Didier Deschamps has the possibility to change whatever he wants. When you look at the attackers right now – and I have respect for my old teammates – but they have more options, more potential, more quality than 25 years ago. In the meantime, when you look at our defence, I think it was stronger in 1998 than the defence right now. We used to play with a No. 10, Zinedine Zidane, which never happened again in modern football. Griezmann has tried to do that and is doing very well, but he’s not Zidane, so I think it’s quite difficult to compare the two teams.

Kylian Mbappe goes into the tournament having just made his move to Real Madrid. Is this another chance for him to shine?

He knows that it has been a very difficult year for him on and off the pitch. He did have some comments a few days ago about Nasser Al-Khelaifi and the way he’s been treated by PSG, and I think he has to be very careful. When you play for the national team, you don’t talk about clubs in the press conference, and when you play for clubs, you don’t talk about national team. It’s the rule. Everybody knows that.

The last few years, some journalists tried to ask questions about Paris Saint-Germain when Mbappe was with the national team and every time he used to say: “Listen, I’m here for the national team, my club is not my concern. If you want to ask me a question about my club do it when I go back to my club.” He knows that it would be stupid to go into these game answering questions about Real Madrid or PSG.

When you sign for Real Madrid, the biggest club in the world, they won the Champions League so many times in the last few years, he’s going to come into a dressing room that knows how to win big trophies. With the serenity and the egos, it’s working well with Carlo Ancelotti at Real Madrid. Mbappe has a big, big, big ego, and he’s also very intelligent. Will he fit into the dressing room? I hope so, I wish it for him. But he knows that Real Madrid is not PSG. It’s a different world, and what he did in terms of his communication, you can’t do that at Real Madrid. It’s impossible.

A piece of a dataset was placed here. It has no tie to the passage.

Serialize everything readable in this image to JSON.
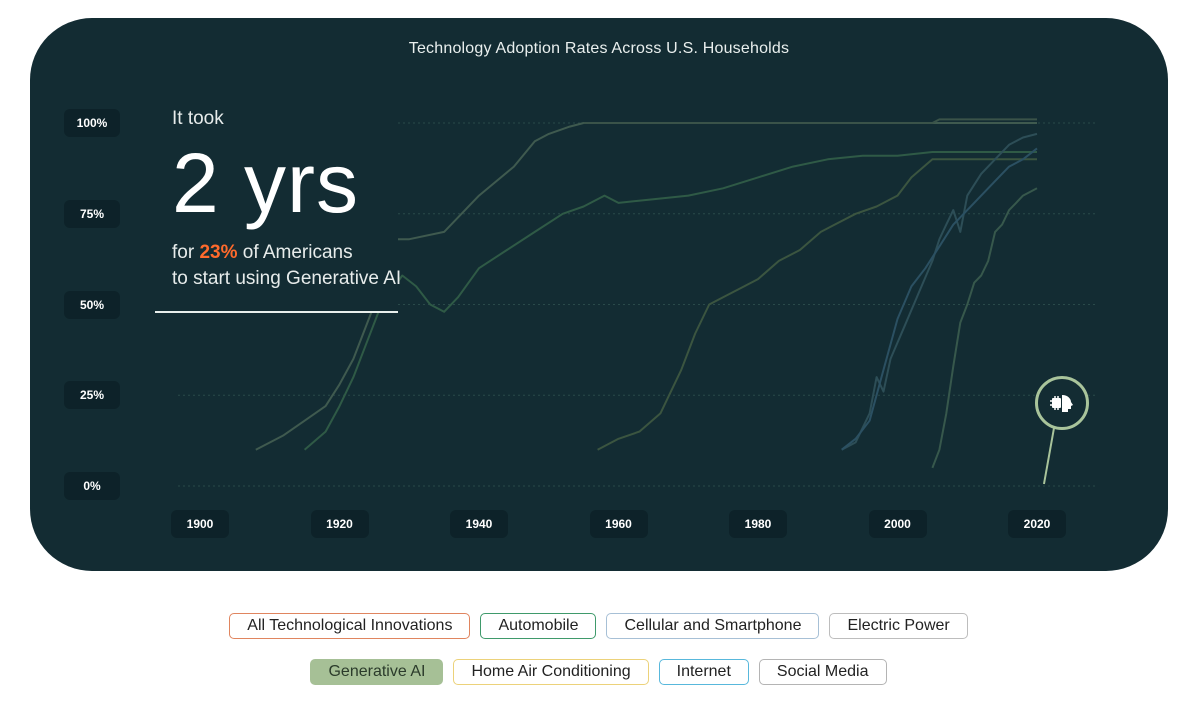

How would you have reacted as a senior player when a team-mate spoke about club matters on international duty?

In my time, sometimes when you would cross the line or go over the top, you would get some players or even the manager coming to you and trying to explain that this is not the way to do things. I hope that nowadays in modern football things like this still happen. In my time, we used to be very close and very helpful as well. We tried to support our team-mates.

I’m pretty sure it’s the same now, but I have the feeling that they are more in the ego zone all the time, thinking: “The most important thing for me right now is me, not the team.” I have the feeling sometimes that players really have to be very careful about their communication, especially with social media. I don’t know how I could relate, actually, because I think we were lucky to play without this. For me, it’s a danger, so they have to learn about it.

Which players are you most excited to watch this summer?

I’m very happy that N’golo Kante is back. Everybody loves him here. Everybody was happy to see him back in the national team, and there is a question about what can he bring.

But if there is one player with the national team, if he has a chance to play and the opportunity to get minutes, then watch Bradley Barcola.

Jack Green

Jack Green

Editorial content manager who is responsible for the Insider’s golf, American sports, UFC and boxing betting content.

Jack Green

Jack Green

Editorial content manager who is responsible for the Insider’s golf, American sports, UFC and boxing betting content.